When incorporating visual activities in a learning context, you can consider two approaches to make things easier for yourself, your students or team. Prompts and Practice. There has been a growing interest in “daily practice challenges”, since inktober kicked off in 2009. Creator Jake Parker wanted “a challenge to improve his inking skills and develop positive drawing habits”. The basic concept is one drawing a day for 30 days. One new prompt each day.
Many other such challenges and daily practice prompts have appeared on the scene, following a similar format, but changing the prompts to suit a specific audience. For educators wanting to to get students drawing, brainstorming and visualizing this can easily be adjusted to a course.
For those participating in the challenge, (or course) it answers one of the more confounding questions when working visually, “What should I draw?”
Over at lifelology.io they are picking up on this trend and directing it towards the #scicomm (Science Communication) community.
Lifeology is a platform and a community space that brings together scientists, health experts, artists, writers and broader audiences in the creation of mobile-friendly Lifeology mini-courses that can reach anyone.
They launched their event to coincide with inktober, and although I only completed 3 drawings that month, I still got to watch others share their creations as they approached the challenge in their own way. The prompts, as well as some simple instructions for sharing are all that are needed to run this activity, and it can be open to all.

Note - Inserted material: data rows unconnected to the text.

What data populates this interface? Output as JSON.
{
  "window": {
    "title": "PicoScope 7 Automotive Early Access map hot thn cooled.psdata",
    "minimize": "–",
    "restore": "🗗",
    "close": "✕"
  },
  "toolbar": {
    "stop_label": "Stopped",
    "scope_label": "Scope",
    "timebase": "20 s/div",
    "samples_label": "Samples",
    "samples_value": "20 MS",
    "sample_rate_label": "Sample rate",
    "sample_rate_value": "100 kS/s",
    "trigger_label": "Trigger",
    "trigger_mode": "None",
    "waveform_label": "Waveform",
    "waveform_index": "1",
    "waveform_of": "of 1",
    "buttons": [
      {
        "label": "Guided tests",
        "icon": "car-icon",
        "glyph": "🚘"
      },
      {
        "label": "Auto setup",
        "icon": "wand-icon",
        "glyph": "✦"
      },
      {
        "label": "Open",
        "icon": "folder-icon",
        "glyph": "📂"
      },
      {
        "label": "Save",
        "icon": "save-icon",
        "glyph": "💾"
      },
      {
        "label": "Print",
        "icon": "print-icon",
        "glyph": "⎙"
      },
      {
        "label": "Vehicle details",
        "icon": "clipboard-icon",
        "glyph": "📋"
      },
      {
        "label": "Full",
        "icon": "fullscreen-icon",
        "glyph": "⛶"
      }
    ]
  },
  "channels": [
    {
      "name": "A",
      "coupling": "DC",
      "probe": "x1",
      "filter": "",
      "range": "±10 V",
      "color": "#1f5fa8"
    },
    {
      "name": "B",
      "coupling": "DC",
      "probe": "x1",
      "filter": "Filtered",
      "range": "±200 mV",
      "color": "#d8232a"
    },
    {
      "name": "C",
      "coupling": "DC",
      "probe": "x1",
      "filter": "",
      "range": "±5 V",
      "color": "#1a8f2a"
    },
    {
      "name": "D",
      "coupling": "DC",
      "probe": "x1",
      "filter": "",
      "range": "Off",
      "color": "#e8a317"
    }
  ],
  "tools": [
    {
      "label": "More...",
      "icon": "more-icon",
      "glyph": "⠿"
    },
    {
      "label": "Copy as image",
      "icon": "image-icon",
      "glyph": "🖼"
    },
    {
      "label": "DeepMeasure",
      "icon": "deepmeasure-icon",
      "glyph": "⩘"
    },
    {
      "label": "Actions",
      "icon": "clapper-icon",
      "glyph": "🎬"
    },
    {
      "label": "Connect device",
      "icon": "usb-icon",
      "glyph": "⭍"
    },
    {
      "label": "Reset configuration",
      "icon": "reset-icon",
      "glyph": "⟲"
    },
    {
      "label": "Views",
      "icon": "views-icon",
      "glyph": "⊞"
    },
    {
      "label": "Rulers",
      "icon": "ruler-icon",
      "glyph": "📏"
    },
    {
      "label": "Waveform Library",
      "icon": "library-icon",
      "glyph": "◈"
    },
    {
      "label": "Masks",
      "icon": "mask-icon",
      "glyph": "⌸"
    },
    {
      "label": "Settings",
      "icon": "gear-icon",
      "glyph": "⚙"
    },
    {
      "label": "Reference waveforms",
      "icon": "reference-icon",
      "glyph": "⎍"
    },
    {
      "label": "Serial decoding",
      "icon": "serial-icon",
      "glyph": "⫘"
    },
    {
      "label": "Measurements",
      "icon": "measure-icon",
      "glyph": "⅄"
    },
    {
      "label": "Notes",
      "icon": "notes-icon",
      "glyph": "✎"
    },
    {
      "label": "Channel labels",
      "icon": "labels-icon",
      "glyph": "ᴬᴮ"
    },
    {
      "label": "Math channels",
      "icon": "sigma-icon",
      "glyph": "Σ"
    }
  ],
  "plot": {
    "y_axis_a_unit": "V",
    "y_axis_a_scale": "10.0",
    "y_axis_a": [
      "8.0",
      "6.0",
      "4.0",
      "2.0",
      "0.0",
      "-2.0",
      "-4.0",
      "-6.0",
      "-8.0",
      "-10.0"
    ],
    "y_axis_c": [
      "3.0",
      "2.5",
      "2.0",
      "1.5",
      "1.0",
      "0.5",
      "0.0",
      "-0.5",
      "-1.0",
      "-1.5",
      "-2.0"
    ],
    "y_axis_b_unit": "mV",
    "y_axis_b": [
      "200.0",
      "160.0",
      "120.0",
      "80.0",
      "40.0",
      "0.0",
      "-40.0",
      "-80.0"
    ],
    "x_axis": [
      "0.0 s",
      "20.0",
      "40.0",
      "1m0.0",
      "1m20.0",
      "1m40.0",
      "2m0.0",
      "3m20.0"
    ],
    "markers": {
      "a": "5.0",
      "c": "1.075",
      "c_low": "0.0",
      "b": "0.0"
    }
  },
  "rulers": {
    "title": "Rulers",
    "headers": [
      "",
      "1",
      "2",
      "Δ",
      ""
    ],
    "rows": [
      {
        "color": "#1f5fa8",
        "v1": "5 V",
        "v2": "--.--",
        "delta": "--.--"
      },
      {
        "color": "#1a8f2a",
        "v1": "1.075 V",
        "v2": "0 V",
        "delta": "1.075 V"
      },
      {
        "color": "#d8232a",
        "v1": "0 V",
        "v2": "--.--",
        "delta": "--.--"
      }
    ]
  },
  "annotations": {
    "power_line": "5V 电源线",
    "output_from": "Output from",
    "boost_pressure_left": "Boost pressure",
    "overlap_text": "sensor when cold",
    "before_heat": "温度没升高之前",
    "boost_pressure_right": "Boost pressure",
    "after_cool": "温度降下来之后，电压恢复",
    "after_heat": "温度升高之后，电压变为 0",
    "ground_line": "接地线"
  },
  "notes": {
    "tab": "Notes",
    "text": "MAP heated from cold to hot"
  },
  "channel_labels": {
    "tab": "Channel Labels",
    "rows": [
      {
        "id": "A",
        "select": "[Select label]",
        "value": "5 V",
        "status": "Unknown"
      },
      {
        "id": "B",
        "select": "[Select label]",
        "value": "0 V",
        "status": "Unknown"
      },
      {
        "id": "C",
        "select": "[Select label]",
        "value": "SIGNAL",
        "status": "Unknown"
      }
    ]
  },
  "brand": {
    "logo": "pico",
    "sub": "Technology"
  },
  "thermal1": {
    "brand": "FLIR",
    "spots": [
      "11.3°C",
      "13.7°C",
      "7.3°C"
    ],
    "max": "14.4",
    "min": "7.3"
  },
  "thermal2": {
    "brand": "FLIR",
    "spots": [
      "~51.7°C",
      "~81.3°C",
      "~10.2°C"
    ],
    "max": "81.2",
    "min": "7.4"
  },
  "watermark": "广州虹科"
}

You can check out my 3 submissions below.
My scicomm 2020 submissions